The Start Screen
The Windows Phone start screen is the forefront of the Windows Phone experience, aside from acting like a digital canvas where you can pin the tiles that you find important to you, it can also replace a traditional desktop in terms of power and versatility.
Aside from the typical customization features via accent colour and the glance and go philosophy, it is the pinning functionality provided by Microsoft that enhances this experience. We can pin not only apps but contacts, documents, notes, books and other miscellaneous items depending on what apps are installed. If you use Kid’s Corner cleverly you can even create a second “desktop” of sorts where you can pin things you want to use when you don’t want to be distracted. A sort of private work zone.
With Windows Phone 8.1.1, live Folders now make it easier for you to collate things that you like and group them together (similar items can get grouped together if you choose) and you don’t lose the live functionality of the tiles. For instance, I pin multiple books that I’m reading at the bottom of my start screen along with manga series I follow weekly to allow me to easily jump to those when I have free time.
The Start Screen is still the perfect mobile homescreen to me- one that can be as simple or complex as you want without too much work.

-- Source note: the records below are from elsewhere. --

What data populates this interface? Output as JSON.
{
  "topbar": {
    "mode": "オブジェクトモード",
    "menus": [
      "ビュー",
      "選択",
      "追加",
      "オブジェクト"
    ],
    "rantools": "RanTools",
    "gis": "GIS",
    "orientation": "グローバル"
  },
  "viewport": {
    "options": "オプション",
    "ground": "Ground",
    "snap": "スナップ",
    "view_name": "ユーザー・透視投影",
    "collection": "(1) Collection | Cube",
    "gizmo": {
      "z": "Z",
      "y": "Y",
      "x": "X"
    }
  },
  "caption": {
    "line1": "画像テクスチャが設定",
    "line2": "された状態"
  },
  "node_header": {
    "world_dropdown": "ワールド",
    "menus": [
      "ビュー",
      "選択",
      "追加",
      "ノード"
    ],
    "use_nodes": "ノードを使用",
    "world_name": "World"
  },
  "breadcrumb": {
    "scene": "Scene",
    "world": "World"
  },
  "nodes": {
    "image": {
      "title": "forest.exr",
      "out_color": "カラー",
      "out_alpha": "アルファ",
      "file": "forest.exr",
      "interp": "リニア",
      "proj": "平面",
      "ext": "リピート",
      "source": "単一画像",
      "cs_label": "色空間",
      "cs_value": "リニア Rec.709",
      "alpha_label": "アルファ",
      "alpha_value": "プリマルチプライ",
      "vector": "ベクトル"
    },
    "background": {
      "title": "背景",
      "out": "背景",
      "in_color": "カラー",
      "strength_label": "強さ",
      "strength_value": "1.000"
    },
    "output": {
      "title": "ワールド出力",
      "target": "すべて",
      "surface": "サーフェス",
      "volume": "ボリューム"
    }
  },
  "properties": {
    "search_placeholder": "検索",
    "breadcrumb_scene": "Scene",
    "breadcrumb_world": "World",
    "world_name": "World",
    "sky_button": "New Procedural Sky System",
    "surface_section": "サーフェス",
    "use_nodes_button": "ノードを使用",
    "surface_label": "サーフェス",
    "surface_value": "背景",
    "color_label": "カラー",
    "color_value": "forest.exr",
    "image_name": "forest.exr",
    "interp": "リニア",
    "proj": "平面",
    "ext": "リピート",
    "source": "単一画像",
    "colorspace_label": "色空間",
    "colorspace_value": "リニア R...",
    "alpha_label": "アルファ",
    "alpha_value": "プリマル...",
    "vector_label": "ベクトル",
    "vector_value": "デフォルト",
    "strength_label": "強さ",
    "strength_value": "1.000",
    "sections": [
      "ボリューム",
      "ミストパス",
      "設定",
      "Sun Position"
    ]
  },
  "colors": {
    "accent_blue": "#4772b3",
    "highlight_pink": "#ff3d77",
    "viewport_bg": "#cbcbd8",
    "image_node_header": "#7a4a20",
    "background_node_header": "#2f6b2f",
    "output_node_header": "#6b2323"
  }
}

There are other reasons to like Windows Phone. The design is still really good, while Windows 10 changes that somewhat, the design concepts posted by Microsoft look good as well. If they hit that target, then it’s great. Other than that, its the little things in Windows Phone that make the experience flow. The fluidity of the OS, integration with social services, quiet hours, battery saver, data sense and a host of other simple features that affect day to day use. The big visible things may have drawn my attention to the platform, but its the little things that make me stay.